My insurance class action practice usually takes me outside of Connecticut.  I’ve had the pleasure of working on cases in various federal and state courts and collaborating with great lawyers across the country.  While class actions are an increasingly large part of my practice, I don’t do exclusively class action work.  The rest of my practice involves litigating insurance coverage cases, often at the appellate level.  That also frequently takes me outside of Connecticut.  A highlight of my career thus far was working on Standard Fire Ins. Co. v. Knowles, the U.S. Supreme Court’s first Class Action Fairness Act case.  I was Counsel of Record for Standard Fire on the cert petition, and had the pleasure of working with Ted Boutrous on the merits briefing and oral argument.

I started this blog because writing is one of my favorite things to do and I enjoy following developments in class action law, writing about them and engaging in discussion with others who have an in interest in this area.  It’s a welcome break from day-to-day practice, keeps me current, broadens my network and results in some new business.

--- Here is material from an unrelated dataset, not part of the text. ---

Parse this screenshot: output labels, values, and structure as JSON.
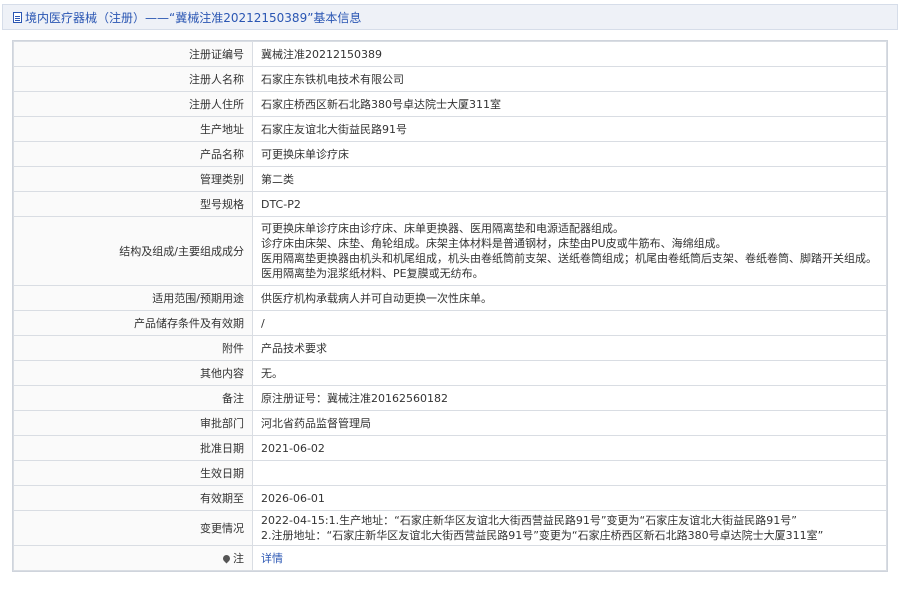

When I’m not at my desk or flying around the country trying to save insurance companies from the plaintiffs’ bar, or attending a conference on class actions or insurance litigation (for more on those, see the Seminars/Programs page of this blog), I often can be found playing or reading with my young daughter, helping my wife with her real estate and mortgage businesses, reading a book about history or politics, or watching the Boston Red Sox (I managed to find bleacher seats for Game 2 of the 2004 World Series when Curt Schilling pitched with the bloody sock).  When the weather is good I also love to take the ferry to Block Island, Rhode Island and ride a bike or walk the trails there. If you go, I highly recommend the Clay Head Trail.